Across the records below, count every line that contains the string "hair", then report the count alone.

[Entries from a dataset of interfaces]
-- Opening Marker --
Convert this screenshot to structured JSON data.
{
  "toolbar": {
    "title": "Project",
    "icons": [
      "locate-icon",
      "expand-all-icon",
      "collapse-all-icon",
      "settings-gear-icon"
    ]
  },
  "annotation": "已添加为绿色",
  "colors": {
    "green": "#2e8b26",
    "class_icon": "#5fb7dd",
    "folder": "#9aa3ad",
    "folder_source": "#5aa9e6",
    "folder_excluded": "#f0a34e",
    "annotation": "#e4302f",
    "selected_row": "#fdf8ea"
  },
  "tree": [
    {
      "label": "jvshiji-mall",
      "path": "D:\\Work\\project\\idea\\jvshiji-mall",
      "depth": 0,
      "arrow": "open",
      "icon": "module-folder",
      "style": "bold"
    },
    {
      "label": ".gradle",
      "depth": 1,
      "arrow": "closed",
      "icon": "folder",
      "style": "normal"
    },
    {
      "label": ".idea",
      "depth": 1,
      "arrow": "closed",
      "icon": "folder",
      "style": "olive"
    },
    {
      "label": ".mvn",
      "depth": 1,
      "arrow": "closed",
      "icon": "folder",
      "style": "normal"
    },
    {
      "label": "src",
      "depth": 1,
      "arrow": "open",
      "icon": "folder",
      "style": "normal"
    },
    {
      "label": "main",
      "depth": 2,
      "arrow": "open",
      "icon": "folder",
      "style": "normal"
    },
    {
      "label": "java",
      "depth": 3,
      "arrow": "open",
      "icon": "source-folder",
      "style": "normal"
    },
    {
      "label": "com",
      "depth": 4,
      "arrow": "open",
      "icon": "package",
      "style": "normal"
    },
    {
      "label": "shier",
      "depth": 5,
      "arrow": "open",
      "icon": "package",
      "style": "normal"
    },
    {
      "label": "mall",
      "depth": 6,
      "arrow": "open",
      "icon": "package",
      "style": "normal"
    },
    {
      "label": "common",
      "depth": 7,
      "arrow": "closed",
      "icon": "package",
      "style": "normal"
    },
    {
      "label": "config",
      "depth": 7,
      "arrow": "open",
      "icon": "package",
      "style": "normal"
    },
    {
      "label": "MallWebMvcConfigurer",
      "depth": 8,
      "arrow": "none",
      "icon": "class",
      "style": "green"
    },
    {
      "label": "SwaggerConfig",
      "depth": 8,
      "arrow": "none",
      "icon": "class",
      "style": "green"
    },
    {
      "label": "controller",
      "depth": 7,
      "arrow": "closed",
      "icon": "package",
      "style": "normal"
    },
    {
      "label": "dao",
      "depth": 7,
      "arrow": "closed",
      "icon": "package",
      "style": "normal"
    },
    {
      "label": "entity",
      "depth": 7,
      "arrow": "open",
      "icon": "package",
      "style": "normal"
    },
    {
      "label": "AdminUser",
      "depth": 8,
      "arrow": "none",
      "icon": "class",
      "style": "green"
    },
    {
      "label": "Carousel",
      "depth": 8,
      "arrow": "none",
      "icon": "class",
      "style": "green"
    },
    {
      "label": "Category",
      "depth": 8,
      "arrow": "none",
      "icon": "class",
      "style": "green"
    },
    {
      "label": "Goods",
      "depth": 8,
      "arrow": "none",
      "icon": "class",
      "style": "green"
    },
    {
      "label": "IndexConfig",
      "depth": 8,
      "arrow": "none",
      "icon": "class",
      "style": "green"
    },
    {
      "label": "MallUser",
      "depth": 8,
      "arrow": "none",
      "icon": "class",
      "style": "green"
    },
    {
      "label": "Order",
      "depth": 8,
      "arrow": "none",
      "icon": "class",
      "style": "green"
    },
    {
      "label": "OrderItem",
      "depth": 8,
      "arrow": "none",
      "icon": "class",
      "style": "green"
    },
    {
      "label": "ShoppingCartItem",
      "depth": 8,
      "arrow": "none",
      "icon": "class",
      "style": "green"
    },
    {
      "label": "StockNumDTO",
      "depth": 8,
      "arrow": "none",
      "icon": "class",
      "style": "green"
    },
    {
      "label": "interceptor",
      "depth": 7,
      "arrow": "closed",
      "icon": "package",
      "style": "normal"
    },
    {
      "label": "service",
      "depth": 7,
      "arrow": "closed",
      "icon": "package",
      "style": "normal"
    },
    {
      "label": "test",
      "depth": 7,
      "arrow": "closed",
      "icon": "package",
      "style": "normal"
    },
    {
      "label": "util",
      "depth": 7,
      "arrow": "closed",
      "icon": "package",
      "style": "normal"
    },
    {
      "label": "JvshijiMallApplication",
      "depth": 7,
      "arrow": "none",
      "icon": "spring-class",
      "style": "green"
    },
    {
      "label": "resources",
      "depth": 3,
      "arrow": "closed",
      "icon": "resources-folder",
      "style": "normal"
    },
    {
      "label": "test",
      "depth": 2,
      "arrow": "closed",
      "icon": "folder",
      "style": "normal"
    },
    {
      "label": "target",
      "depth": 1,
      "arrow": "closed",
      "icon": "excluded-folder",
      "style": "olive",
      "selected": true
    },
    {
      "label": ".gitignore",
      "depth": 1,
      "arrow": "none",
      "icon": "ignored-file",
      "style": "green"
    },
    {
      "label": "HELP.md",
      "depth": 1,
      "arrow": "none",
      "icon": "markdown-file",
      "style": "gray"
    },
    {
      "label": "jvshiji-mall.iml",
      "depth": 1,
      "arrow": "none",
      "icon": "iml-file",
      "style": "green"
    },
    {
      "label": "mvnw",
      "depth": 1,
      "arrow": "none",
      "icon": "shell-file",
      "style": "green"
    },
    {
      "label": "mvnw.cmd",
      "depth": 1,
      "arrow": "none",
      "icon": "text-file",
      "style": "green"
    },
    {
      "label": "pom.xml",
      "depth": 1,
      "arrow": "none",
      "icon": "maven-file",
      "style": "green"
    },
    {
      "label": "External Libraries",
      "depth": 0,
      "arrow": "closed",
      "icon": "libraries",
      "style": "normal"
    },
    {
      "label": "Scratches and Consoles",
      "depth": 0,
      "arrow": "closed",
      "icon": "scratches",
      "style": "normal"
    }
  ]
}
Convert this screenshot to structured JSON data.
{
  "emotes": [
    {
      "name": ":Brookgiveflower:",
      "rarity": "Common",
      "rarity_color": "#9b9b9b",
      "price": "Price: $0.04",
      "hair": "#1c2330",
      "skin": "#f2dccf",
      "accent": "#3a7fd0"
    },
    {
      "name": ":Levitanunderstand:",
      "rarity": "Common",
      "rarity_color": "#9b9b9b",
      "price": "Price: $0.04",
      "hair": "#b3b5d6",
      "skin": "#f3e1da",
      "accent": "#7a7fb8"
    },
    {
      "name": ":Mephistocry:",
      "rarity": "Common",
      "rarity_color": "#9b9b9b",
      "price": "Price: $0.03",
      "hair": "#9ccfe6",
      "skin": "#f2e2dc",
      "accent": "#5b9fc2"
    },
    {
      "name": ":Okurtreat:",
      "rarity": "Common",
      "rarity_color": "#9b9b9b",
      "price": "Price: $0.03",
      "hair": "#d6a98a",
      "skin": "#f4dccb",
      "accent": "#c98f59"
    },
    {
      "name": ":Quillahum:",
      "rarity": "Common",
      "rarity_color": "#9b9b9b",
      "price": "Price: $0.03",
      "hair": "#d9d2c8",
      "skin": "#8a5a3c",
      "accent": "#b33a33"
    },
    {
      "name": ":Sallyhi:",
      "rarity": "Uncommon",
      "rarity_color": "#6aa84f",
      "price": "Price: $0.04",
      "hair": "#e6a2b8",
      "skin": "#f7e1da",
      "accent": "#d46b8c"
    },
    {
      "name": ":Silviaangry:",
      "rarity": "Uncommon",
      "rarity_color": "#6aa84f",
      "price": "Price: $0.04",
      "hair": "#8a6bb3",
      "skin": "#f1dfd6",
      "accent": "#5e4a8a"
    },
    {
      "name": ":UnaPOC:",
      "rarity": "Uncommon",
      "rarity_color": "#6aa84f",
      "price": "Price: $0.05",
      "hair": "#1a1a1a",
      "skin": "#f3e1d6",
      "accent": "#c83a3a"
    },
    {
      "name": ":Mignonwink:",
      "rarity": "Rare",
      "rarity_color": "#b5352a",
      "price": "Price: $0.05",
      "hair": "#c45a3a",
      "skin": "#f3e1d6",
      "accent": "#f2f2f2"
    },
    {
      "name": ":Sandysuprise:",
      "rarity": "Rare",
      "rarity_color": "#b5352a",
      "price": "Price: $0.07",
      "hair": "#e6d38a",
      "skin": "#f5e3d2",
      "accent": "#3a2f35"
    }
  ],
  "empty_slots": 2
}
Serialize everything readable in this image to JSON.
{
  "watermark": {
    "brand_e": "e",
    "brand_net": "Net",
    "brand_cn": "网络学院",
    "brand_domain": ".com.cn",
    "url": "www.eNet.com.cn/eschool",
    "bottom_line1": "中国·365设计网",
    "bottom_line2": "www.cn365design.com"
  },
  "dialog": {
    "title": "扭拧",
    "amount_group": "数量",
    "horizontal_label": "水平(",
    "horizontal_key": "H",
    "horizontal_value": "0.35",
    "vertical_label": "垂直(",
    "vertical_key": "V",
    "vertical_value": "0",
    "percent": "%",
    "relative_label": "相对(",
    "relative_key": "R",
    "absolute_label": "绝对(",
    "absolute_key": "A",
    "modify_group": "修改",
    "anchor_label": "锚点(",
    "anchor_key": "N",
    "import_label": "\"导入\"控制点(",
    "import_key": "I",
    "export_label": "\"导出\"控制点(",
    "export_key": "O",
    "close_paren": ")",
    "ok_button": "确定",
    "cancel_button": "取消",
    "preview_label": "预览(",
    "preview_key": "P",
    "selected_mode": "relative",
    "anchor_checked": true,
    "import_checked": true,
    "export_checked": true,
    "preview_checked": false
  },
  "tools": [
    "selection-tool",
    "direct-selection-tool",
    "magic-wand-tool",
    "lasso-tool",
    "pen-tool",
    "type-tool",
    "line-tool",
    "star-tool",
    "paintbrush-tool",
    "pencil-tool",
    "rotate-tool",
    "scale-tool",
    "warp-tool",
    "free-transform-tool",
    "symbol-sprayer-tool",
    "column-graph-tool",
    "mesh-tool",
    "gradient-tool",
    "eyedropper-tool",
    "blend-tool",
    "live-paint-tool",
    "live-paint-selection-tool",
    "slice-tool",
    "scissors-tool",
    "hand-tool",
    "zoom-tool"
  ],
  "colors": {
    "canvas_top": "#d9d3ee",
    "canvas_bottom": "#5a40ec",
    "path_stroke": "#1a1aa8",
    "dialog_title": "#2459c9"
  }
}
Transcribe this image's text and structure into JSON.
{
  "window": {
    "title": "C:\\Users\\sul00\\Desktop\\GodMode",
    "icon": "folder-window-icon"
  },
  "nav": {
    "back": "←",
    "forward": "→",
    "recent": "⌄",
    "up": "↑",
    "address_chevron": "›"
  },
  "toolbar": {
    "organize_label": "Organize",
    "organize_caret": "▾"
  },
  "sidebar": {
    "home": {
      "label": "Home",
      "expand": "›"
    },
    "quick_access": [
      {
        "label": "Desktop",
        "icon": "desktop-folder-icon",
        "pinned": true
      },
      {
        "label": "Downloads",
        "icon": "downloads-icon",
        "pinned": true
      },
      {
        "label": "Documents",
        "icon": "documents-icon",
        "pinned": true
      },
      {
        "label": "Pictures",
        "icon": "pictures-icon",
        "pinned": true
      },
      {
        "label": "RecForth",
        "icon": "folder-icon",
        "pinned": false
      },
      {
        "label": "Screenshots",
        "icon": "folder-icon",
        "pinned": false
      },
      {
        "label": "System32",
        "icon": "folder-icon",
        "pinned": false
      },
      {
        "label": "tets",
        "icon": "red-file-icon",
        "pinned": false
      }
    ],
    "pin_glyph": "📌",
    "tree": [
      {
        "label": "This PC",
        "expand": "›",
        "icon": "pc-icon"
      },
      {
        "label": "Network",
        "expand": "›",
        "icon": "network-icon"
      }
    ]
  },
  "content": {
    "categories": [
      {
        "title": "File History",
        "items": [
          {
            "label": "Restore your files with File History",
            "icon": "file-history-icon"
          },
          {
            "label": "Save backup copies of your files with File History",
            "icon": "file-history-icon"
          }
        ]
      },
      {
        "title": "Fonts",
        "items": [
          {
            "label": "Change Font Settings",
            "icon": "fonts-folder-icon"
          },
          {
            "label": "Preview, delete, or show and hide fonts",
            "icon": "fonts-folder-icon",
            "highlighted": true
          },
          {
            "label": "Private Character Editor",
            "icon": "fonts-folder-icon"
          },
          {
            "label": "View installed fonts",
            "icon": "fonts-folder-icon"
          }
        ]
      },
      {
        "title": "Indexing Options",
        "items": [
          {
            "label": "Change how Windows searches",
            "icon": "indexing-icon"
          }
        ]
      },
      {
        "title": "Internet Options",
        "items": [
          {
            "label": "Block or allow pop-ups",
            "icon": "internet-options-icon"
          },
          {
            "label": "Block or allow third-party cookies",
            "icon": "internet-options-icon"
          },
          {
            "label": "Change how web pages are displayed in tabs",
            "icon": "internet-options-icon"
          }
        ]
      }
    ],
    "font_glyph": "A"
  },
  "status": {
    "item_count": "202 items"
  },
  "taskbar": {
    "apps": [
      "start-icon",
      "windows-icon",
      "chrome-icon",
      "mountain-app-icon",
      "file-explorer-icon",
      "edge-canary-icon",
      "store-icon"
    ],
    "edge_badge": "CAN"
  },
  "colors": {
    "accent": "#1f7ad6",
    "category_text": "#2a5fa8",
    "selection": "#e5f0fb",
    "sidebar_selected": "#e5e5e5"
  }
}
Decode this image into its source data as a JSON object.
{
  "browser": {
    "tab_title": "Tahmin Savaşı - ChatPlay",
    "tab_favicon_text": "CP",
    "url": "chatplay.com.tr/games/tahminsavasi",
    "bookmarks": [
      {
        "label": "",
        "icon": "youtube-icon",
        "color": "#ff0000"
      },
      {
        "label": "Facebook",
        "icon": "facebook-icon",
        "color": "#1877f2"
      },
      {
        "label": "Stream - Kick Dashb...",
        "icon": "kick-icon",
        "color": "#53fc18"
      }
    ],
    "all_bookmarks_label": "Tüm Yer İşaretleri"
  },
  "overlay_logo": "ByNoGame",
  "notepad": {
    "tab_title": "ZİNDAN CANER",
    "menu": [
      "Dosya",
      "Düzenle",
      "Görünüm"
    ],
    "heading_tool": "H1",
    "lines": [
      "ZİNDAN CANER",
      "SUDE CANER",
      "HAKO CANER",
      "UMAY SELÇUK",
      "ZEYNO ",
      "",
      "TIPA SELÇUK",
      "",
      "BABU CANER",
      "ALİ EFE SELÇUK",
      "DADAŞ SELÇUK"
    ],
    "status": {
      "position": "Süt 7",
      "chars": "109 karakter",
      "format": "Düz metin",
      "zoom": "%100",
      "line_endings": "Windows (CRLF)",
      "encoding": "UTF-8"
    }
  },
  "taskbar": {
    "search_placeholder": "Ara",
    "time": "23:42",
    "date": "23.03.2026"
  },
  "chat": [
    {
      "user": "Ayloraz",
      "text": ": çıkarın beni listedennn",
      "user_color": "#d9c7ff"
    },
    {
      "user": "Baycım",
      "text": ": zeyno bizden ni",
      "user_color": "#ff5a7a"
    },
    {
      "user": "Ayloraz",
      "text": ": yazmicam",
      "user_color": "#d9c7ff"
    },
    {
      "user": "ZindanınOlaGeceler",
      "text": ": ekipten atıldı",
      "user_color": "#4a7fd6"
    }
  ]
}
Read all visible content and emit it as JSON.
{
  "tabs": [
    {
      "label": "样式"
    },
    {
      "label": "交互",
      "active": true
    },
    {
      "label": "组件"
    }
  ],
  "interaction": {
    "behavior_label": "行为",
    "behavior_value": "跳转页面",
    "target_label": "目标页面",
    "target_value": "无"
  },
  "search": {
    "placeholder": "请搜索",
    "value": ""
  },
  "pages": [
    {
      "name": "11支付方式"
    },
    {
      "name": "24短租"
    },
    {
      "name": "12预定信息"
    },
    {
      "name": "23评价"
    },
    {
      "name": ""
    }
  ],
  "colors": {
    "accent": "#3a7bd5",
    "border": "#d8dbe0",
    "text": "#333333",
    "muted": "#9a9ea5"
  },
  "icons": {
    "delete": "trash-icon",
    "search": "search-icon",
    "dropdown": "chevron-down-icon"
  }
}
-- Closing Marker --
**Finished task:**
10